START The records

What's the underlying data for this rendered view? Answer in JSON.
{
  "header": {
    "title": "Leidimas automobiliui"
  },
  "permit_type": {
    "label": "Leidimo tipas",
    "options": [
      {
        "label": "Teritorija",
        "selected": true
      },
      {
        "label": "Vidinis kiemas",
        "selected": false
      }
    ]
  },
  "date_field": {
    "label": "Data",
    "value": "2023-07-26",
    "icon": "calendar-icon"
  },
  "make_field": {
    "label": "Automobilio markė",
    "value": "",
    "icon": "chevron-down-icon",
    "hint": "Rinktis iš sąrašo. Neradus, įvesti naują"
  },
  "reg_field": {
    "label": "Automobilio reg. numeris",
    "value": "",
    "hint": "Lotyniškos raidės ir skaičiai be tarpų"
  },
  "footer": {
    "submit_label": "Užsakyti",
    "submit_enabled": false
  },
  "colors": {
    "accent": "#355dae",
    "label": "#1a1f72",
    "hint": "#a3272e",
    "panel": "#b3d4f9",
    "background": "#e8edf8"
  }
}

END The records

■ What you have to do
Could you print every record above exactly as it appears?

■ Solution to the exercise
What's the underlying data for this rendered view? Answer in JSON.
{
  "header": {
    "title": "Leidimas automobiliui"
  },
  "permit_type": {
    "label": "Leidimo tipas",
    "options": [
      {
        "label": "Teritorija",
        "selected": true
      },
      {
        "label": "Vidinis kiemas",
        "selected": false
      }
    ]
  },
  "date_field": {
    "label": "Data",
    "value": "2023-07-26",
    "icon": "calendar-icon"
  },
  "make_field": {
    "label": "Automobilio markė",
    "value": "",
    "icon": "chevron-down-icon",
    "hint": "Rinktis iš sąrašo. Neradus, įvesti naują"
  },
  "reg_field": {
    "label": "Automobilio reg. numeris",
    "value": "",
    "hint": "Lotyniškos raidės ir skaičiai be tarpų"
  },
  "footer": {
    "submit_label": "Užsakyti",
    "submit_enabled": false
  },
  "colors": {
    "accent": "#355dae",
    "label": "#1a1f72",
    "hint": "#a3272e",
    "panel": "#b3d4f9",
    "background": "#e8edf8"
  }
}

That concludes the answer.